Four labor sector issues block Greek bailout review

Monday, 20 March 2017 12:23
UPD:12:25
REUTERS/YURI GRIPAS

Indicative of the Fund's strict stance is its insistence on abolishing any legal obstacles to an employer's use of a "lock out" in conflicts with a work force, something that has very rarely ever been brought up over the years in Greece's labor sector.

 

By S. Papapetros

Labor sector liberalization continues to constitute one of the biggest obstacles in concluding the now year-long delayed second review of the Greek program, with the IMF the most demanding of the creditors in negotiations with Athens.

Indicative of the Fund's strict stance is its insistence on abolishing any legal obstacles to an employer's use of a "lock out" in conflicts with a work force, something that has very rarely ever been brought up over the years in Greece's labor sector.

The first time creditors, primarily the IMF, brought up the issue of a legal lock-out was during the first full-blown year of the current economic implosion in Greece, namely, in 2010, the first year that a bailout was agreed to, in fact. The same demand has never been removed from the negotiation table, reports state.

At present, and with the latest "unofficial deadline" (Monday, March 20) for a conclusion of the review going by the wayside, the four major differences vis-a-vis the labor sector separating the two sides include:

-- Mass layoffs. The IMF continues to press for an abolition of the relevant labor minister's right to sign-off on mass layoffs.

-- Collective bargaining negotiations.

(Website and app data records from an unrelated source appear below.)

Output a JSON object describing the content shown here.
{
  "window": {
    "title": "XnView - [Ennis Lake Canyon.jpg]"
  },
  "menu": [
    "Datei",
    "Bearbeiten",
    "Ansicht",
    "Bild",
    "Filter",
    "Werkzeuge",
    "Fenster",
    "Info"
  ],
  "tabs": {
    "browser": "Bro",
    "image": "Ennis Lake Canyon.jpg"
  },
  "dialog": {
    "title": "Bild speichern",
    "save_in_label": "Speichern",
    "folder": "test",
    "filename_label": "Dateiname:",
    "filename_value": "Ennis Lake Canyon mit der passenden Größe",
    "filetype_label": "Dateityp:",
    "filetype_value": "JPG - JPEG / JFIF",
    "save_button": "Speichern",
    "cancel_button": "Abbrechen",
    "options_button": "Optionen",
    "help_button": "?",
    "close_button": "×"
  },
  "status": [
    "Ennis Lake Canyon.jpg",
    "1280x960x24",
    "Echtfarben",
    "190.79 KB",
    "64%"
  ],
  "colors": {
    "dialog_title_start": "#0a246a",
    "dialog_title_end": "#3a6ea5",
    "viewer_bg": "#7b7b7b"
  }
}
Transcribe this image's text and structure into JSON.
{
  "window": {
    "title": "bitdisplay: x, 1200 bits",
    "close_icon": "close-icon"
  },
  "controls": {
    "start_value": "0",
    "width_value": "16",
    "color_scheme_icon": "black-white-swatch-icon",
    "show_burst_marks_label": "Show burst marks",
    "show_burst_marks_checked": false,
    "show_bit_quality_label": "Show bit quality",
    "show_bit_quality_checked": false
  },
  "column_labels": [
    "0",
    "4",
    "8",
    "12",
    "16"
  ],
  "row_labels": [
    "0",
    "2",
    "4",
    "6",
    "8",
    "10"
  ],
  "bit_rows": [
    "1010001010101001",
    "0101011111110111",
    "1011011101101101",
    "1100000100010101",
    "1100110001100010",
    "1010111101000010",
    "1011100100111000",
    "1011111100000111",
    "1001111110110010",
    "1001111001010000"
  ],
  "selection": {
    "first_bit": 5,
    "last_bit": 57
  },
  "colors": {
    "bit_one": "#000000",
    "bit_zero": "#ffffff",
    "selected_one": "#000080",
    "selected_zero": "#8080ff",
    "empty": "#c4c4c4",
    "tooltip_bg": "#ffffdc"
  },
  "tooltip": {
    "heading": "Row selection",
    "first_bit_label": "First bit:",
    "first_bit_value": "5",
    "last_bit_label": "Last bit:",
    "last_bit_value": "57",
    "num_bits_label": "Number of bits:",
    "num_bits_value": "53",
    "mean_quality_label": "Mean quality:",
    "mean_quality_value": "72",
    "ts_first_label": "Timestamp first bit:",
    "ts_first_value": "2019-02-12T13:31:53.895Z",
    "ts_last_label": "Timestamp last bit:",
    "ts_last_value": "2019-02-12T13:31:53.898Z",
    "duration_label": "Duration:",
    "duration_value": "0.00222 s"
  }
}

The embattled Tsipras government wants the restoration of obligatory negotiations between employers' groups and unions for sector-wide contracts, something that creditors (especially the IMF) sternly oppose during the ongoing economic crisis. As of 2011, business-wide work contracts have overcome sector-wide contracts, something that the Fund considers as one of the most important reforms implemented in Greece during the bailout years.

-- Unions' legal framework. The IMF continues to press for a majority vote (50 percent +1) by workers / employees in order to approve whatever industrial actions, whereas the current law allows for an impromptu vote (with a show of hands, for instance) by those present at an extraordinary general assembly of workers. Creditors also want to roll back the privileges allocated to elected unionists.

-- Finally, the issue of a lock-out. Greece remains in the category of western countries that legally prohibit the use of a "lock-out" by employers. The IMF is pressing for liberalization of the legal framework to allow even for "aggressive lock-outs", something the Greek side charges does not exist in any developed country. A "defensive" lock-out exists in some countries (Germany, Belgium, UK and Spain, among others) but only under very strict conditions.  

Popular